My friends and I have taken some terrific golf trips over the past dozen years, including one to Scotland and two to Ireland. Our best trip ever, though, may have been the one we took in the spring of 2010 to the part of England where the Open Championship will be played this week. England’s Lancashire coast—which is also known as the Golf Coast—contains one of the world’s densest concentrations of superb links courses, including three on the Open Rota (Royal Liverpool, Royal Birkdale, and this week’s venue, Royal Lytham & St. Annes.) My friends and I played fourteen rounds on eleven courses in eight days, and over dinner on the final night we went around the table and each named the one course we’d most like to play again. There were nine of us, and we picked eight different courses.
One reason the trip worked so well is that we did very little driving. The distance by air between Royal Liverpool (at the southern end) and Royal Lytham (at the northern end) is less than thirty miles, and we rented three three-bedroom apartments in Southport, a resort town roughly halfway between them. The rent worked out to something like $30 per man per day. We had views of the Irish Sea, and we could walk into town.
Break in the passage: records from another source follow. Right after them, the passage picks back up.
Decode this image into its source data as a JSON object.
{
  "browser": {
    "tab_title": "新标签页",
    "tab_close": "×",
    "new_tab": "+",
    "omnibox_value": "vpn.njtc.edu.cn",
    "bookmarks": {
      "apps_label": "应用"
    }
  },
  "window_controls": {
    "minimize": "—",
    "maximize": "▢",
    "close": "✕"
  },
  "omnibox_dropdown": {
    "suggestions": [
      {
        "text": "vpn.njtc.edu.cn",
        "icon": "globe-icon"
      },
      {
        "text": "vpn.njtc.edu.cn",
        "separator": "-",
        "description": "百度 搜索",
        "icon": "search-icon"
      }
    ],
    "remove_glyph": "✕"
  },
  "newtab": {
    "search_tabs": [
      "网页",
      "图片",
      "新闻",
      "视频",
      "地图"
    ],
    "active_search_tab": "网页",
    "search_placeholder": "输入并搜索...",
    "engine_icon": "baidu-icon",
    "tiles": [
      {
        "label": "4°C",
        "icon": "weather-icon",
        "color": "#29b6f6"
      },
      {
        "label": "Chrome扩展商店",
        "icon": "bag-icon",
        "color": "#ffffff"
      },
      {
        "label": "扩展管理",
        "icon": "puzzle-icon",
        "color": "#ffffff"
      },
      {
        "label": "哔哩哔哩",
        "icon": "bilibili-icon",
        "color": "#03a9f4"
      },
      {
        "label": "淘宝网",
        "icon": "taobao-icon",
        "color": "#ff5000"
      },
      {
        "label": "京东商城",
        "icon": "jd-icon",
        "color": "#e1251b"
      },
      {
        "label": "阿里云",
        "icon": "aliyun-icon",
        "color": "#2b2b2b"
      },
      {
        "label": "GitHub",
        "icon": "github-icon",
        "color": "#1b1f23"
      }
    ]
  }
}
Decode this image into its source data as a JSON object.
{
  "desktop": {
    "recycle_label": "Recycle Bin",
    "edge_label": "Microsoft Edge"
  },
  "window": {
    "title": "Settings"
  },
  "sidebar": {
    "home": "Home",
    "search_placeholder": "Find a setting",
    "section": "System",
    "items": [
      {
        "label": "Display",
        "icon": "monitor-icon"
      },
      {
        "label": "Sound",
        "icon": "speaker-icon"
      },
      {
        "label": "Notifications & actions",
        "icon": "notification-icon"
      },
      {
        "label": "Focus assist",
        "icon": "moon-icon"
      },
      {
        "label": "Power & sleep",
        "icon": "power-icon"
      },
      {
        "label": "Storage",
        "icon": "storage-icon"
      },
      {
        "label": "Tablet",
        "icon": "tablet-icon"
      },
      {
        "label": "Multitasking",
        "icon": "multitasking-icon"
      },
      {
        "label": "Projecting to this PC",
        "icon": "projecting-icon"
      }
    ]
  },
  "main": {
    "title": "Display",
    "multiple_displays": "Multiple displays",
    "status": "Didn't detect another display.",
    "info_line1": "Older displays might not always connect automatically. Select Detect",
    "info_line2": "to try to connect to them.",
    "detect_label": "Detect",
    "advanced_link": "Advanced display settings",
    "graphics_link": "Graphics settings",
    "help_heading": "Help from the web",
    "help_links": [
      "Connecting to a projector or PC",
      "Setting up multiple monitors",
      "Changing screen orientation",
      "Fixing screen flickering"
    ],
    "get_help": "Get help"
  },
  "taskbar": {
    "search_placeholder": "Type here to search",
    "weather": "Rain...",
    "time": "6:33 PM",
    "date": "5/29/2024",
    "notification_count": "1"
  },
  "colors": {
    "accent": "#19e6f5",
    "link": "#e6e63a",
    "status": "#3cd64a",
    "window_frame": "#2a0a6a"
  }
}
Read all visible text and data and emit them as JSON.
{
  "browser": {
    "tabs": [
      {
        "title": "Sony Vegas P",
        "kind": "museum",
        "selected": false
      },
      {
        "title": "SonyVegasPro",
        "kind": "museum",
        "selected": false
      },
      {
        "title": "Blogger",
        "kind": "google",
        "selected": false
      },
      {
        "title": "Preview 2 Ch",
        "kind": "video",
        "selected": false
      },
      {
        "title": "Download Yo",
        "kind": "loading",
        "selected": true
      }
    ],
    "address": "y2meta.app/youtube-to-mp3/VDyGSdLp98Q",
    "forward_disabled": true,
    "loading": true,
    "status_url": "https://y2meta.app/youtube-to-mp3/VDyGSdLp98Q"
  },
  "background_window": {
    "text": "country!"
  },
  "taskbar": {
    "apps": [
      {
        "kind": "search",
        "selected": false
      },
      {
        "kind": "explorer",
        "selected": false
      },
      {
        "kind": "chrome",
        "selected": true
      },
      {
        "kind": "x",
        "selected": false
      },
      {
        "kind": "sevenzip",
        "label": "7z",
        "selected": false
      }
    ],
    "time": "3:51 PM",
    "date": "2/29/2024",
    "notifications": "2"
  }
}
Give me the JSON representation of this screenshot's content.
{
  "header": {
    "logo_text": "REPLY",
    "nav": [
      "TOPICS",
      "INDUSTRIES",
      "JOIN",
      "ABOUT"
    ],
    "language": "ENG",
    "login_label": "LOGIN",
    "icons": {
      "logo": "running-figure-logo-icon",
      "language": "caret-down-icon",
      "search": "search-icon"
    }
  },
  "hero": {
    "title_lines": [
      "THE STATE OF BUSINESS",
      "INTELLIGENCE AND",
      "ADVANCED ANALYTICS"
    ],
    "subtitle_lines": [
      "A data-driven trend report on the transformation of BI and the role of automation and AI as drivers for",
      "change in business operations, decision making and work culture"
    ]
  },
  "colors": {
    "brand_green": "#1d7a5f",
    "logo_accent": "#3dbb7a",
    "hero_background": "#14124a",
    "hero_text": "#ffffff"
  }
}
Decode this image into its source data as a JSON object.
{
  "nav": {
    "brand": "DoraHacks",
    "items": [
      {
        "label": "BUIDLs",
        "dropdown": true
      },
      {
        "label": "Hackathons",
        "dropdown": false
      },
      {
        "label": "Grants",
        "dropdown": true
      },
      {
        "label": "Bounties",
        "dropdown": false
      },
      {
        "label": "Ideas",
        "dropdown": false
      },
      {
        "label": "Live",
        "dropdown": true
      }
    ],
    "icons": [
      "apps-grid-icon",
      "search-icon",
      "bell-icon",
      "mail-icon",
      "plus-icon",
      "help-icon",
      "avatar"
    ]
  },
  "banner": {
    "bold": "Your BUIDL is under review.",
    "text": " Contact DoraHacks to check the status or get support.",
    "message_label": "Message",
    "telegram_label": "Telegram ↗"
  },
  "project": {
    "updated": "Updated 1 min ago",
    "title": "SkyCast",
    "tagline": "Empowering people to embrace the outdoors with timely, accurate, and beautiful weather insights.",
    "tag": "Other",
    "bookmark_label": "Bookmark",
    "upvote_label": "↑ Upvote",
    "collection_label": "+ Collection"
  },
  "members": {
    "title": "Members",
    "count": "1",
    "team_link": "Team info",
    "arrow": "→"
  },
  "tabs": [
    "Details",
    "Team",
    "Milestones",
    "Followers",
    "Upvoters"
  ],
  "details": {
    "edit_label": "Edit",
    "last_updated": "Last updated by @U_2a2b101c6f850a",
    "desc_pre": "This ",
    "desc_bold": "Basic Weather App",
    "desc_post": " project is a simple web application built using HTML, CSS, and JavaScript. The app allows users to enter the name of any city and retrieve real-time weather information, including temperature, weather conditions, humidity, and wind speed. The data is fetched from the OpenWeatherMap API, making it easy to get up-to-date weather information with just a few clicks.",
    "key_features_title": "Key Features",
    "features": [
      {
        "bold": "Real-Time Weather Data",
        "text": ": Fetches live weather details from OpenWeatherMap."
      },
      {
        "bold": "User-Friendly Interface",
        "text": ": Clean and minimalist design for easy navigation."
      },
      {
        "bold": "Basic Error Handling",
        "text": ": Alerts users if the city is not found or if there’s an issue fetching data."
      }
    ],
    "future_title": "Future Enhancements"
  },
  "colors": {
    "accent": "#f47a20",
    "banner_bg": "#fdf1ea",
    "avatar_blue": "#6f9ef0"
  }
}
We spent just one night away from our apartments, in nine single rooms in the Dormy House at Royal Lytham. That club offers several package deals, and they’re a bargain. We got two rounds of golf on the championship course, three meals in the clubhouse, and a night in the Dormy House for less than the à-la-carte price of two rounds of golf.
My bedroom window looked out on the practice putting green, the eighteenth green, and the clubhouse (the building on the left).
Lytham is the only Open course that begins with a par 3, a 200-plus-yarder with a circular green surrounded by ravenous bunkers. My favorite hole on the course is another par 3, the ninth, which looks like a golf hole in a dream: the green is elevated and undulating, like a graduate-level problem in topology. It’s tucked into the farthest corner of the course, and a cluster of red-brick buildings rises directly behind it, and if you flub your tee shot, an assistant pro told me, you can easily make 10.
Within the city limits of Southport are three excellent courses—Royal Birkdale, Hillside, and Southport & Ainsdale—and one quite good one: Hesketh, which is the home of the Hitler Tree. The first three are laid out almost continuously along the coast to the south of town; they are so close together that if you miss the driveway for Birkdale, heading south, the handiest place to turn around is the side street that leads to Hillside. And at Hillside it’s entirely possible to hook a ball onto Southport & Ainsdale. I’ll have more to say about all those courses, and the others we played, later this week.